So far, I’ve found the ads to be fairly unobtrusive, but it’s possible to remove them for a one-off payment of $4.99 (around £3), or sign up for the $8.99/year (around £5.80) premium service which also offers additional features such as as automatic backup, RSS and email features.

I’ve previously tried another Lifehacker favourite, Evernote, which provides a desktop client as well as an iOS app, but as someone who just needs to keep track of short, text-based notes, I found it bloated and unwieldy.

How to cut your own micro SIM card for free, in time for iPhone 4 launch day

I braved the queues (actually, the barrage of error messages) on Tuesday, 15 July, to pre-order my iPhone 4 direct from Apple. Hopefully I’ll save in the long run as I’m planning to go for a £10-15 pay-as-you-go or SIM-only contract deal rather than being tied in to a £30+ contract for 18 to 24 months.

Until I’ve figured out which operator to go with, I plan to stick with my current O2 contract. I’ve crossed my fingers that O2 will ship me a microSIM before I get the phone, otherwise I will be going down the DIY route, trimming my existing SIM down using this PDF template. In case you don’t read German, here’s a quick translation of the instructions:

Micro-SIM template for iPad/iPhone 4 SIM cards

The Apple iPad (and upcoming iPhone 4) uses not a standard 25x15mm SIM card, but a micro-SIM. The micro-SIM format is 15x12mm, but the contact layout is identical to a standard SIM.

Therefore, it is possible to convert a standard SIM into a micro-SIM which can be installed in the iPad or fourth-generation iPhone.

How does it work?

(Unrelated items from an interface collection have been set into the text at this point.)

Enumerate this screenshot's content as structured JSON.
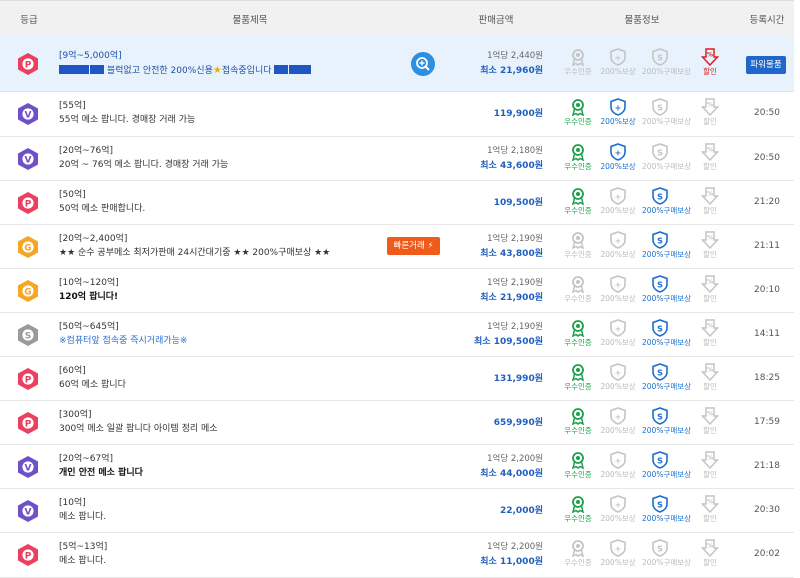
{
  "header": {
    "grade": "등급",
    "title": "물품제목",
    "price": "판매금액",
    "info": "물품정보",
    "time": "등록시간"
  },
  "labels": {
    "verified": "우수인증",
    "compensation": "200%보상",
    "purchase_comp": "200%구매보상",
    "discount": "할인",
    "min_prefix": "최소",
    "fast_trade": "빠른거래",
    "power_item": "파워물품"
  },
  "colors": {
    "grade_p": "#ec4060",
    "grade_v": "#7050c8",
    "grade_g": "#f5a623",
    "grade_s": "#9a9a9a",
    "active_green": "#1aa14a",
    "active_blue": "#1a6fd1",
    "active_red": "#d92020",
    "inactive": "#c4c4c4"
  },
  "rows": [
    {
      "grade": "P",
      "range": "[9억~5,000억]",
      "title": "블럭없고 안전한 200%신용",
      "title_tail": "접속중입니다",
      "unit": "1억당 2,440원",
      "price": "최소 21,960원",
      "time": ""
    },
    {
      "grade": "V",
      "range": "[55억]",
      "title": "55억 메소 팝니다. 경매장 거래 가능",
      "unit": "",
      "price": "119,900원",
      "time": "20:50"
    },
    {
      "grade": "V",
      "range": "[20억~76억]",
      "title": "20억 ~ 76억 메소 팝니다. 경매장 거래 가능",
      "unit": "1억당 2,180원",
      "price": "최소 43,600원",
      "time": "20:50"
    },
    {
      "grade": "P",
      "range": "[50억]",
      "title": "50억 메소 판매합니다.",
      "unit": "",
      "price": "109,500원",
      "time": "21:20"
    },
    {
      "grade": "G",
      "range": "[20억~2,400억]",
      "title": "★★ 순수 공부메소 최저가판매 24시간대기중 ★★ 200%구매보상 ★★",
      "unit": "1억당 2,190원",
      "price": "최소 43,800원",
      "time": "21:11"
    },
    {
      "grade": "G",
      "range": "[10억~120억]",
      "title": "120억 팝니다!",
      "unit": "1억당 2,190원",
      "price": "최소 21,900원",
      "time": "20:10"
    },
    {
      "grade": "S",
      "range": "[50억~645억]",
      "title": "※컴퓨터앞 접속중 즉시거래가능※",
      "unit": "1억당 2,190원",
      "price": "최소 109,500원",
      "time": "14:11"
    },
    {
      "grade": "P",
      "range": "[60억]",
      "title": "60억 메소 팝니다",
      "unit": "",
      "price": "131,990원",
      "time": "18:25"
    },
    {
      "grade": "P",
      "range": "[300억]",
      "title": "300억 메소 일괄 팝니다 아이템 정리 메소",
      "unit": "",
      "price": "659,990원",
      "time": "17:59"
    },
    {
      "grade": "V",
      "range": "[20억~67억]",
      "title": "개인 안전 메소 팝니다",
      "unit": "1억당 2,200원",
      "price": "최소 44,000원",
      "time": "21:18"
    },
    {
      "grade": "V",
      "range": "[10억]",
      "title": "메소 팝니다.",
      "unit": "",
      "price": "22,000원",
      "time": "20:30"
    },
    {
      "grade": "P",
      "range": "[5억~13억]",
      "title": "메소 팝니다.",
      "unit": "1억당 2,200원",
      "price": "최소 11,000원",
      "time": "20:02"
    }
  ]
}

  1. Print the stencil at 100% – don’t shrink to fit the page. The outer black portion should match the size of your existing SIM.
  2. Cut and paste the stencil on the back of the SIM (not on the contacts!). The white area must be exactly on the reverse side of the chip.
  3. With sharp scissors, cut cleanly along the outline of the inner white area.
  4. Remove the stencil. If necessary,  diagonally trim the corners and/or grind down the edges with a nail file.

I accept no responsibility if you damage your SIM by following these instructions… in fact I’m too busy worrying about whether I’ll break mine!

There are commercial card cutters that can do the job, but I can’t justify spending upwards of £20 for something I’ll only use once or twice at most, and again there’s no guarantee that the item would be delivered by launch day.